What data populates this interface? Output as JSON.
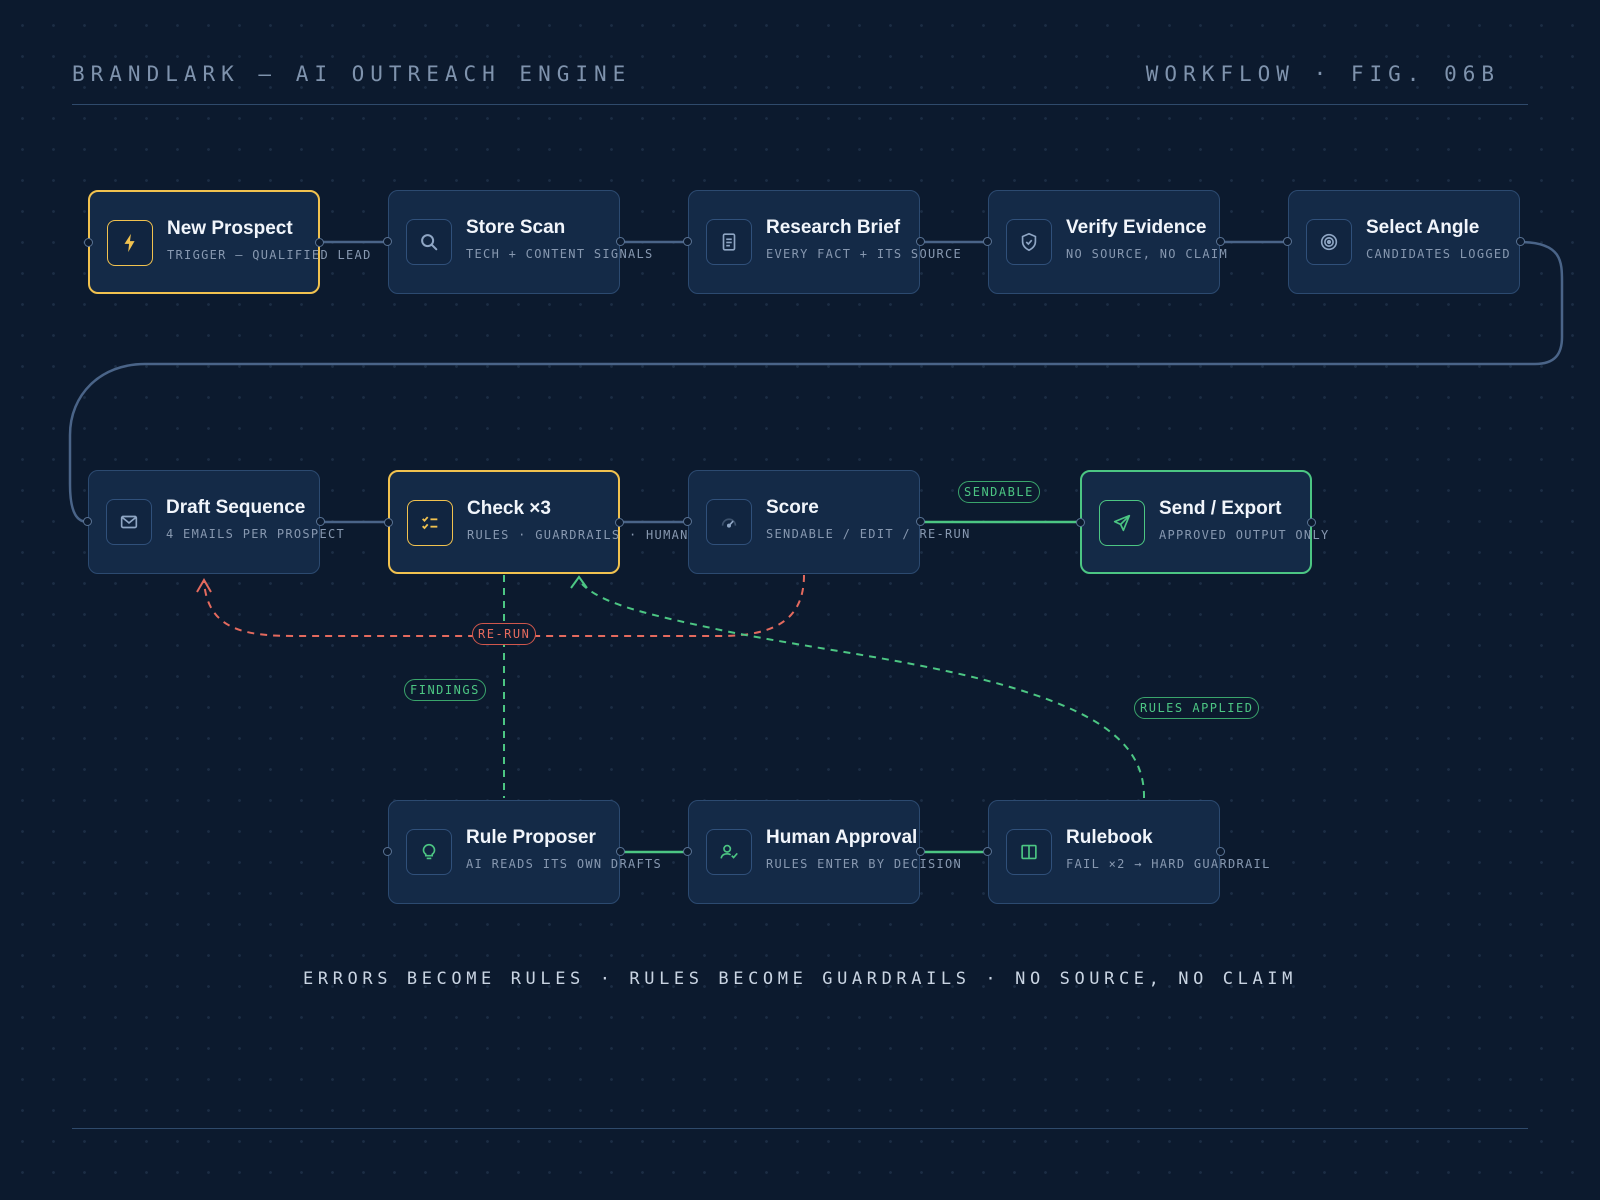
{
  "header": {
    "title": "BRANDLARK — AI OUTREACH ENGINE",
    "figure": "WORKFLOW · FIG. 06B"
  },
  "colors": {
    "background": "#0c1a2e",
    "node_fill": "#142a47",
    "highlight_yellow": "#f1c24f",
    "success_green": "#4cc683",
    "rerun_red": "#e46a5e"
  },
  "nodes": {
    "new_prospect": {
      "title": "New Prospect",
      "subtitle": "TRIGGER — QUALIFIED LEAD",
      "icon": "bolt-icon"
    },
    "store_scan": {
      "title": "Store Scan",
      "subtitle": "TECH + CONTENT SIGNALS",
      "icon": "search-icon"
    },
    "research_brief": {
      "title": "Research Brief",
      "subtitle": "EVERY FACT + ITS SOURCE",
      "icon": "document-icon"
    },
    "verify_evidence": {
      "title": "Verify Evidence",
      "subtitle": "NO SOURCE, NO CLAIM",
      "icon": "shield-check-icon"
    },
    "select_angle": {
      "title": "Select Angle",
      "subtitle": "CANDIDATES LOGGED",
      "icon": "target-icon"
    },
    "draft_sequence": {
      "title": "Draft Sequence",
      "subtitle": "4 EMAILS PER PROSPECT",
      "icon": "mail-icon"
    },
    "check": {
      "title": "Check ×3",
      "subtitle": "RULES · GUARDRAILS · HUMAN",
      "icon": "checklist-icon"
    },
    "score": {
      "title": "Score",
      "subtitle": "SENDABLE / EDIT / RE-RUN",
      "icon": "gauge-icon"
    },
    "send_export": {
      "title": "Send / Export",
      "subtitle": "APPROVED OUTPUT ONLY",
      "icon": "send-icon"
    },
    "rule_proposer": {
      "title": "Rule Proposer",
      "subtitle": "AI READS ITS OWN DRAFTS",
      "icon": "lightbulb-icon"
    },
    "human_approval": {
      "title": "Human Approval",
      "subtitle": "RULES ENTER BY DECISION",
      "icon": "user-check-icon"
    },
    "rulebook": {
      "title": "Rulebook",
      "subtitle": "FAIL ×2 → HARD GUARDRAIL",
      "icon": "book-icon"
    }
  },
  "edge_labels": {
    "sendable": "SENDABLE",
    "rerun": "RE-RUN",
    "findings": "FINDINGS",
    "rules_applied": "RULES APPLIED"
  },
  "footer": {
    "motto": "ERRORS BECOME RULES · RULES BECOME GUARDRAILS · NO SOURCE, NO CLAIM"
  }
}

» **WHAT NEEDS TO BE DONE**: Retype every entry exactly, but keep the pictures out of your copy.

» **SOLUTION TO THE PROBLEM**:
What data populates this interface? Output as JSON.
{
  "header": {
    "title": "BRANDLARK — AI OUTREACH ENGINE",
    "figure": "WORKFLOW · FIG. 06B"
  },
  "colors": {
    "background": "#0c1a2e",
    "node_fill": "#142a47",
    "highlight_yellow": "#f1c24f",
    "success_green": "#4cc683",
    "rerun_red": "#e46a5e"
  },
  "nodes": {
    "new_prospect": {
      "title": "New Prospect",
      "subtitle": "TRIGGER — QUALIFIED LEAD",
      "icon": "bolt-icon"
    },
    "store_scan": {
      "title": "Store Scan",
      "subtitle": "TECH + CONTENT SIGNALS",
      "icon": "search-icon"
    },
    "research_brief": {
      "title": "Research Brief",
      "subtitle": "EVERY FACT + ITS SOURCE",
      "icon": "document-icon"
    },
    "verify_evidence": {
      "title": "Verify Evidence",
      "subtitle": "NO SOURCE, NO CLAIM",
      "icon": "shield-check-icon"
    },
    "select_angle": {
      "title": "Select Angle",
      "subtitle": "CANDIDATES LOGGED",
      "icon": "target-icon"
    },
    "draft_sequence": {
      "title": "Draft Sequence",
      "subtitle": "4 EMAILS PER PROSPECT",
      "icon": "mail-icon"
    },
    "check": {
      "title": "Check ×3",
      "subtitle": "RULES · GUARDRAILS · HUMAN",
      "icon": "checklist-icon"
    },
    "score": {
      "title": "Score",
      "subtitle": "SENDABLE / EDIT / RE-RUN",
      "icon": "gauge-icon"
    },
    "send_export": {
      "title": "Send / Export",
      "subtitle": "APPROVED OUTPUT ONLY",
      "icon": "send-icon"
    },
    "rule_proposer": {
      "title": "Rule Proposer",
      "subtitle": "AI READS ITS OWN DRAFTS",
      "icon": "lightbulb-icon"
    },
    "human_approval": {
      "title": "Human Approval",
      "subtitle": "RULES ENTER BY DECISION",
      "icon": "user-check-icon"
    },
    "rulebook": {
      "title": "Rulebook",
      "subtitle": "FAIL ×2 → HARD GUARDRAIL",
      "icon": "book-icon"
    }
  },
  "edge_labels": {
    "sendable": "SENDABLE",
    "rerun": "RE-RUN",
    "findings": "FINDINGS",
    "rules_applied": "RULES APPLIED"
  },
  "footer": {
    "motto": "ERRORS BECOME RULES · RULES BECOME GUARDRAILS · NO SOURCE, NO CLAIM"
  }
}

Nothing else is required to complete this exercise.